Contributor: Shelby Hendrix, writer for Soberlink
Those who are fighting to recover from alcoholism are not immune to the stigma that surrounds the disease. But stereotypes and stigmas stem from a lack of understanding and your best weapon against these things is honest communication.
Showing others that you are doing your best to overcome addiction may help diminish the stigma on a wider scale and shift the narrative away from harmful stereotypes.
Creating and Completing a Treatment Plan
Making the decision to get sober and then successfully completing a treatment program is a huge accomplishment! It’s proof that you are committed to fighting your addiction. But the work required to live a sober life doesn’t stop when you leave a rehab facility.
You’ve put in the work at rehab and gained an opportunity to change your life for the better. Maintaining those positive changes from rehab will take proactive efforts and reinforcements. At the very least you must carry the things you learned in treatment into your day-to-day life. Everyone’s journey is unique but there are a few common staples of successful recovery stories.

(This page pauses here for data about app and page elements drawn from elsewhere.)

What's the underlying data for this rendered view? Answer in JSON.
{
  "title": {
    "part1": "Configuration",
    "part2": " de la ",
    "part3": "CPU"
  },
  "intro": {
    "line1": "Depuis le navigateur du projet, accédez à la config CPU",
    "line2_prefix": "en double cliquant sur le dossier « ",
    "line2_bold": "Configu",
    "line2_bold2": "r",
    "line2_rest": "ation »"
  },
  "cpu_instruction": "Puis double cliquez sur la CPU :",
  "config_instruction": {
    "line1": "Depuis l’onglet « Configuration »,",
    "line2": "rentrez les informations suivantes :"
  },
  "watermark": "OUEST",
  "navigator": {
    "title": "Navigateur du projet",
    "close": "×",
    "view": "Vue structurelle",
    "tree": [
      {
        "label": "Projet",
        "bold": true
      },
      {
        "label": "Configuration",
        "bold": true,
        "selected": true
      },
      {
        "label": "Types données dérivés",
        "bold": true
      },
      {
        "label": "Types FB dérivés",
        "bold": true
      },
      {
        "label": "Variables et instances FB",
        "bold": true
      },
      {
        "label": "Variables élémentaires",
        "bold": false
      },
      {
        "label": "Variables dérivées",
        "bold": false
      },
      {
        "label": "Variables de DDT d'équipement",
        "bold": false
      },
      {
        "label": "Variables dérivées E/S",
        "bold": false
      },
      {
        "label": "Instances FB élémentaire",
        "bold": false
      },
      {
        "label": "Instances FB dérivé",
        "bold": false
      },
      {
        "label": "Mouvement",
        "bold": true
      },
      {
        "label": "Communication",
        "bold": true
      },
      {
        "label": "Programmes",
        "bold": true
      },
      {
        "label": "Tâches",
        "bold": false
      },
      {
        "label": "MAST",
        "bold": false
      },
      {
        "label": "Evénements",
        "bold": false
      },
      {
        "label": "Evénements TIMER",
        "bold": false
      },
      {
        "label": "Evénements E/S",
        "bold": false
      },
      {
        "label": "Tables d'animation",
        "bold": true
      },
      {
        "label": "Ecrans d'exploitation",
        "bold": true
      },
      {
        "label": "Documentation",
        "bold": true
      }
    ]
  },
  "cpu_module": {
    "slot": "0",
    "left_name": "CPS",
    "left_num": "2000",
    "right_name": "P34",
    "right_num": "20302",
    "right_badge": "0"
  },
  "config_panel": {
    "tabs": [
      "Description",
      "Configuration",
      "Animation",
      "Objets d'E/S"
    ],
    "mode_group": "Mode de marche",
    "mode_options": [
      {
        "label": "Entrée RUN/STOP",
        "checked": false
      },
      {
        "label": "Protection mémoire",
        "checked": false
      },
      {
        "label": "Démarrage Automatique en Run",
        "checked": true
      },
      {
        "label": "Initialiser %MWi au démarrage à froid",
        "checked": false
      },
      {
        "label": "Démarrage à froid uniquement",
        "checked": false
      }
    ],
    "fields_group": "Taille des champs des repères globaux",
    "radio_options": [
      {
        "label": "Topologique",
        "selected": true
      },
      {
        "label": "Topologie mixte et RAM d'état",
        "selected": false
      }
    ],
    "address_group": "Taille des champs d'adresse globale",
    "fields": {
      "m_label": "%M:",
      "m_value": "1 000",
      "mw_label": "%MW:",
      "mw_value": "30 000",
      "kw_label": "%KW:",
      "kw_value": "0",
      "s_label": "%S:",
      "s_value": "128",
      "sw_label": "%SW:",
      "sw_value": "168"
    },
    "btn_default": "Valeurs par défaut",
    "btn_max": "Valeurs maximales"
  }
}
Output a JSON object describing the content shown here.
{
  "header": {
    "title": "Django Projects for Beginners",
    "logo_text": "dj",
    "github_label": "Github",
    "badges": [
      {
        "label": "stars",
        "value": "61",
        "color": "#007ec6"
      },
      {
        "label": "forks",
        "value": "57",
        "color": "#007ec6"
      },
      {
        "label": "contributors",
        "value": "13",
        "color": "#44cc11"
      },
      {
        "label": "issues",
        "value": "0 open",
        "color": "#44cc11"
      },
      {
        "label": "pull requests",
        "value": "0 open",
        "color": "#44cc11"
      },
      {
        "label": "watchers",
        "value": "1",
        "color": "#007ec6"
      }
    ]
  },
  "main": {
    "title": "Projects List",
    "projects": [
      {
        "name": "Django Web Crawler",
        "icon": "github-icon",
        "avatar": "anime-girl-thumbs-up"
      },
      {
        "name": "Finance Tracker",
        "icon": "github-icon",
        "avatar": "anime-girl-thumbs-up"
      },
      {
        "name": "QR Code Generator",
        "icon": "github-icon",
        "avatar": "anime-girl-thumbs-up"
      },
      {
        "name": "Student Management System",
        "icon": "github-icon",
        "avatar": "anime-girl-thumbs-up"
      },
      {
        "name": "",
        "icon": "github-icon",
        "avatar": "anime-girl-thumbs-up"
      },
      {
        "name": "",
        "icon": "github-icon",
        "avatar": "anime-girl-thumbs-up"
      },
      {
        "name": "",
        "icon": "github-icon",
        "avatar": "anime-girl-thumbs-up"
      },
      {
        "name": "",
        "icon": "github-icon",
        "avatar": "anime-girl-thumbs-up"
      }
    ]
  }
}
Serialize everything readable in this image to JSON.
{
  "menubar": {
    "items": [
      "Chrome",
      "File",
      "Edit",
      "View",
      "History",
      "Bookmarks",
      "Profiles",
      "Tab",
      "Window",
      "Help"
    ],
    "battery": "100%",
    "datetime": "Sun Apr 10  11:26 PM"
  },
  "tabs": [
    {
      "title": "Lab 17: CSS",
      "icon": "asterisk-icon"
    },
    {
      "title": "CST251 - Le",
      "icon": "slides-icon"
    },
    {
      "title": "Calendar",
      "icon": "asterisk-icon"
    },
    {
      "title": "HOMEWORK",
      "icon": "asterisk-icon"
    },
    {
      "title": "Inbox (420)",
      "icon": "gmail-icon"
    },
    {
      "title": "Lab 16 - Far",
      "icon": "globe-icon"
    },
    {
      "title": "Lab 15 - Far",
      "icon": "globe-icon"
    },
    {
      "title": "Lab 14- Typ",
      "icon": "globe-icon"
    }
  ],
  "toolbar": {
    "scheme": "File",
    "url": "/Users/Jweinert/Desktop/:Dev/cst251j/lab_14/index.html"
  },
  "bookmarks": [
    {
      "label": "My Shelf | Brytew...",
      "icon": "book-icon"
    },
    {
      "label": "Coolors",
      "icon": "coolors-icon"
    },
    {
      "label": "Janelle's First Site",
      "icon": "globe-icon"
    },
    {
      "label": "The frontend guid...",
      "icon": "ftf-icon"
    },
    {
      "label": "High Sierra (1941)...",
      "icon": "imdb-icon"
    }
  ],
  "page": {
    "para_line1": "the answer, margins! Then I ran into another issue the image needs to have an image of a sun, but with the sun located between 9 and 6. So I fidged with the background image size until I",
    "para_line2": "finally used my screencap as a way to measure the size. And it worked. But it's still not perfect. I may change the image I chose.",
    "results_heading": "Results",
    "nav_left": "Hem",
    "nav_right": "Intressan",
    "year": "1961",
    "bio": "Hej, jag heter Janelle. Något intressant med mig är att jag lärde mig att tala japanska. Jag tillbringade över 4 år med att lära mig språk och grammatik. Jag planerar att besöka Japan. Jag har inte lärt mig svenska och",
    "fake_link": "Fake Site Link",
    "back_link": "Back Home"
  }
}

Focus on taking back control and living a fulfilling, healthy life with these 5 tips:
1. Find Other Sober People
Sober contacts can be some of your most valuable tools during recovery and they can also become lifelong friends. You should be able to call these people if you’re struggling with cravings, or if you just need to talk.
Sobriety can seem lonely at first but there is a vibrant recovery community at your fingertips. A good place to start such a network, if you haven’t already created one with others in treatment, is to attend peer support meetings like those offered through Al-Anon.
As for relationships from your former life, take care to not put yourself back into potentially dangerous situations. You may not be able to safely associate with friends and acquaintances from before treatment.
But if there are meaningful relationships you want to recover, do so with caution and patience.
Rebuilding damaged trust will take time, but it can happen. Walk your road and lead by positive example. Your new patterns and habits will have only positive effects on your life and relationships.
2. Get Into Clean and Sober Housing
Secure a place to live where you won’t be exposed to alcohol when you first leave rehab. It can be very hard to maintain early sobriety when you have roommates who drink. Even if they offer to hide or lock up the alcohol, the temptation will still be there.
If you are having trouble finding a place, look for transitional housing associated with your treatment center or try Oxford House, a nationwide network of housing for people in recovery.
3. Restore Your Physical Health
Many people in recovery find that they have neglected their overall physical health during their addiction. Break this habit once you leave treatment. Take some time to learn about nutrition and how it affects your stress and energy level.
It may be a good idea to become familiar with the produce section of your local grocery store. Be sure to see a doctor for any medical issues and keep up with your dental needs. Your recovery journey will only benefit from a physically healthy lifestyle. Start treating your body like a temple and you’ll start to feel better in other areas of your life.
4. Pay Attention to Your Mental Health
Be mindful of how you are feeling. Tapping into your emotional and mental health can help you live your life to the fullest and avoid relapse.
Things like prayer, yoga, and meditation can aid your recovery. Take the opportunity to quiet your mind, evaluate your mental state, and refocus on your recovery goals.
If this seems overwhelming, start with something simple like taking 10 minutes each morning to write down and reflect on your goals.
5. Find Activities to Fill Your Time
Once you leave rehab, you’ll find yourself with a considerable amount of free time. To avoid falling back into old habits, get yourself involved with some new activities and hobbies. These could be a job, school, a regular schedule of outpatient groups – or a combination of these.
Many treatment centers offer continuing-care programs specifically tailored to meet these needs and ensure that graduates stay on the road to recovery. Being active in the recovery community will help you keep your addiction at bay and form lifelong bonds with like-minded people.
You are so much more than your addiction and now you have the opportunity to prove it. Leaving rehab can be scary at first but you have the chance to rebuild and enhance your life outside the bounds of alcoholism.
About SOBERLINK, Inc.:
SOBERLINK, Inc. is the leader in mobile breath-alcohol monitoring. Since 2010 SOBERLINK patented Breathalyzers and cutting-edge software have proven to be an integral part of the recovery process for people struggling with alcohol dependency. The monitoring system aims to help people recover from alcoholism with modern technology.
Community Discussion – Share your thoughts here!
What has been the experience of you or your loved one for rebuilding a life after rehab? What advice do you have to share?
About the author:
Shelby Hendrix is a blogger from the Northern Midwest with close personal ties to the addiction world. She focuses on the addiction landscape to reach out to those fighting alcoholism and compel them to seek an informed, healthy recovery.
Last Updated & Reviewed By: Jacquelyn Ekern, MS, LPC on May 26th, 2015
Published on AddictionHope.com